Dating violence uk
The £2m TV, radio, internet and poster campaign is part of a government strategy announced last year to reduce violence against women and girls.
Home Secretary Alan Johnson said it was essential to change attitudes in order to stop abuse against females.
'Powerful lesson'The TV advert's award-winning director Shane Meadows said he wanted to highlight the problem of emotional violence, including verbal insults and controlling behaviour such as monitoring text messages.
"It's a message I fundamentally believe in, and it's what most of my films have been about - finding another way of leading your life.
"So any initiative like this that reaches out and gets them to talk about it amongst their peer group will be very important, and really say it's absolutely not appropriate to punch, or hit, or slap, or pressure your partner into early sex." One version of the advert shows two teenagers lying on a bed watching television.

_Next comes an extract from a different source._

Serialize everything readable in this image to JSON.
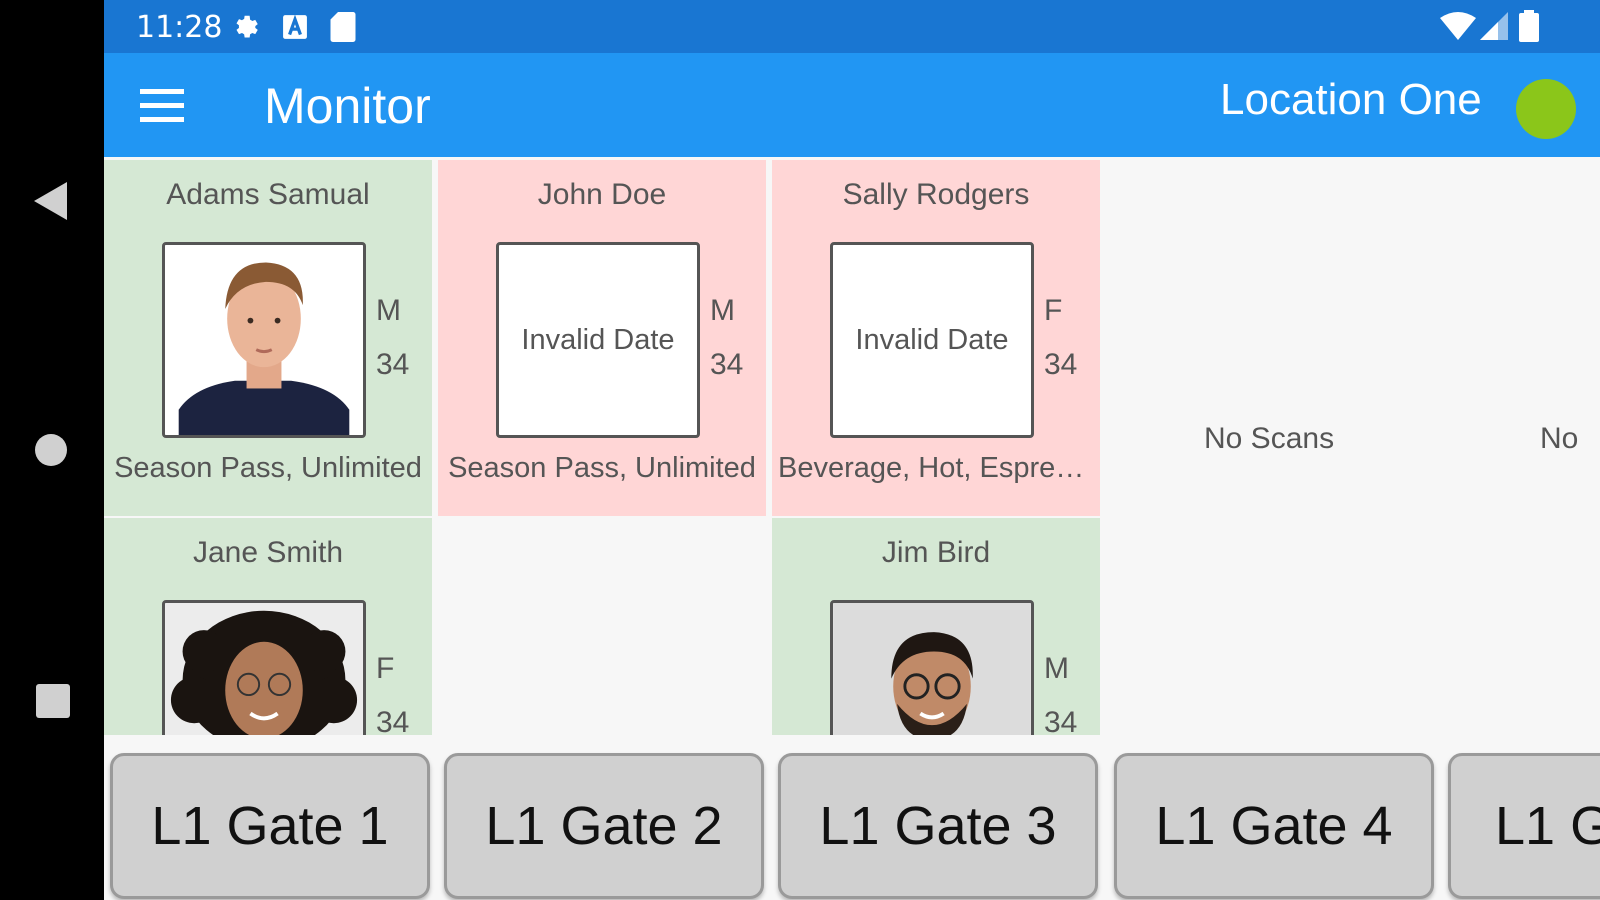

When the girl gets a text message from a friend the boy dislikes he loses his temper, throwing her phone to the floor and grabbing her by the hair.
Meanwhile, victims of relationship abuse share many traits as well, including: physical signs of injury, missing time at work or school, slipping performance at work or school, changes in mood or personality, increased use of drugs or alcohol, and increasing isolation from friends and family.
argues that while men inflict the greater share of injuries in domestic violence, researchers and society at large must not overlook the substantial minority of injuries inflicted by women.
Christine Barter from Bristol University, who led the study, said long-term intervention in schools was also needed.
The study suggested a quarter of girls aged 13 to 17 had experienced physical violence from a boyfriend and a third had been pressured into sexual acts they did not want.
The children's charity said it was alarmed by the number of young people who viewed abuse in relationships as normal.
Additionally, Strauss notes that even relatively minor acts of physical aggression by women are a serious concern: 'Minor' assaults perpetrated by women are also a major problem, even when they do not result in injury, because they put women in danger of much more severe retaliation by men.
[...] It will be argued that in order to end 'wife beating,' it is essential for women also to end what many regard as a 'harmless' pattern of slapping, kicking, or throwing something at a male partner who persists in some outrageous behavior and 'won't listen to reason.' reports that a 13-year longitudinal study found that a woman's aggression towards a man was equally important as the man's tendency towards violence in predicting the likelihood of overall violence: "Since much IPV [Intimate Partner Violence] is mutual and women as well as men initiate IPV, prevention and treatment approaches should attempt to reduce women's violence as well as men's violence.
It can include psychological abuse, emotional blackmail, sexual abuse, physical abuse and psychological manipulation.